Hearing Tha Carter III brought that phrase back to my mind from its first song "3 Peat." Forget what Lil' Wayne is saying and just pay attention to how evocative his voice is. A lot of people have criticized him for using an autotuner too much on this record, but I don't get that. I mean, I get the criticism in general, but not here. Unlike on Kanye's 808's and Heartbreak, which has wall-to-wall autotuner to cover up the fact that Mr. West can't sing worth a damn, the autotuner on Tha Carter III is used like a paintbrush by Lil' Wayne. He colors his songs with his own mangled voice to amplify his persona as a total freak. If the songs were mediocre it wouldn't work. But these songs are anything but mediocre.

There's not a better wordsmith working today. Incredible couplets like "Swallow my words, taste my thoughts / And if it's too nasty, spit it back at me" flow out of him easy as breathing. Granted, not every song here is great, but the ones that are are better than any other rap out there right now. He's got amazing cadence as well, jagged and hurried and completely unique. In a time when so much rap sounds processed and drained of life, you can feel Lil' Wayne in every word here.

The kicker is that he's also the savviest businessman since Jay-Z. He whipped people into a frenzy of anticipation for Tha Carter III by giving music away. Are you listening Sony? Warner? Got it? This is the way to sell millions and millions of records now. Mixtape after mixtape came out where he played with the musical themes that would eventually make up the album. And he gave them away. Tha Carter III is a fantastic, smart album that might just be the blueprint for the new blockbuster.

Sunday, February 01, 2009

The Choir May Have Been A Bit Much

We now interrupt my slow-as-molasses Top 20 list to comment on the Bruce Springsteen halftime show at the Super Bowl.

-10th Avenue Freezeout - hell of an opener.
-To quote Brad, "Bruce 1, camera 0". A slightly mistimed but highly entertaining little stunt.
-Born to Run had to be there, but it could have been a lot better. It seems like every year it gets a little more mumbly.
-Workin' on a Dream - new material. Yawn. And the choir was definitely overkill for a 45 second song bit.
-Glory Days - perfect closer, and in spite of myself I thought the ref throwing the Delay of Game flag was pretty funny.
-Overall, the Bruce showmanship was there in spades. A for effort.

All in all it was better than Petty's halftime show last year, but I don't think anyone is going to top Prince from two years ago. That was truly awesome. But Bruce did a great job, all things considered.

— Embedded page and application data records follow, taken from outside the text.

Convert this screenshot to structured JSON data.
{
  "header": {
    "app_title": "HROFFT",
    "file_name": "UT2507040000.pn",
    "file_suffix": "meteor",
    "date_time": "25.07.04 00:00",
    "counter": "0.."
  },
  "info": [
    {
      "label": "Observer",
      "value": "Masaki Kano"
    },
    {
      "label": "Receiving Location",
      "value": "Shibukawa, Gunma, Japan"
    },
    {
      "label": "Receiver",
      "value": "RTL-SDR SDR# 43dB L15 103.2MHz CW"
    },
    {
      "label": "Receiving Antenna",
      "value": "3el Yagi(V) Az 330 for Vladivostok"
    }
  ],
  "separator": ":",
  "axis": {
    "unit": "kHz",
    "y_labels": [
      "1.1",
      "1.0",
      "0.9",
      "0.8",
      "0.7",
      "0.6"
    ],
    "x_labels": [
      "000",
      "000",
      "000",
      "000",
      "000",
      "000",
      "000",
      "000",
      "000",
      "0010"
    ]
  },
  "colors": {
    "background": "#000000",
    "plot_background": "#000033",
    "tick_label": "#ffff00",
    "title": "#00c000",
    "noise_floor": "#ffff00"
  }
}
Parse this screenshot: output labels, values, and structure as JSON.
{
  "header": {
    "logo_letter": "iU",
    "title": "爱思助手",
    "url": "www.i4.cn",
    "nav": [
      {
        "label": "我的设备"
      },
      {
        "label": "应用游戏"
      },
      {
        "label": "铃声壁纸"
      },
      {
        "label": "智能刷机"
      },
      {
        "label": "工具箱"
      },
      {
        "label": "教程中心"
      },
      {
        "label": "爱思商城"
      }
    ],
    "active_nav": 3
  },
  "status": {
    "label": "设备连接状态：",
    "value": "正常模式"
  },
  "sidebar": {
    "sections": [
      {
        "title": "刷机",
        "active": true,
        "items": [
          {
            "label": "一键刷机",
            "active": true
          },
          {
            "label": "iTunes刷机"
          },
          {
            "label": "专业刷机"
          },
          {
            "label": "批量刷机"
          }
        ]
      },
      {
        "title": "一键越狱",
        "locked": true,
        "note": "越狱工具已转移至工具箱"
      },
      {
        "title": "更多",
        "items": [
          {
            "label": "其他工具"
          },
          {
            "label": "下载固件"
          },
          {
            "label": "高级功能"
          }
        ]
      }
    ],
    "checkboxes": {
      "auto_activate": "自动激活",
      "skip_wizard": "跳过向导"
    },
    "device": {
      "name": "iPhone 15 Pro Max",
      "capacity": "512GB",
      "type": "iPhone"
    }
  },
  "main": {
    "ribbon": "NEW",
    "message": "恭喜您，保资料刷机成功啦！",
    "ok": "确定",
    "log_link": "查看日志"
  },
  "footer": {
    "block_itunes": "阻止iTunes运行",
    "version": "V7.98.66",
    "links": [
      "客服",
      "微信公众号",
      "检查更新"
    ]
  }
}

Oh, and Bob Costas just made a horrible "Born to Run" reference to Pittsburgh's play to end the half. Sigh.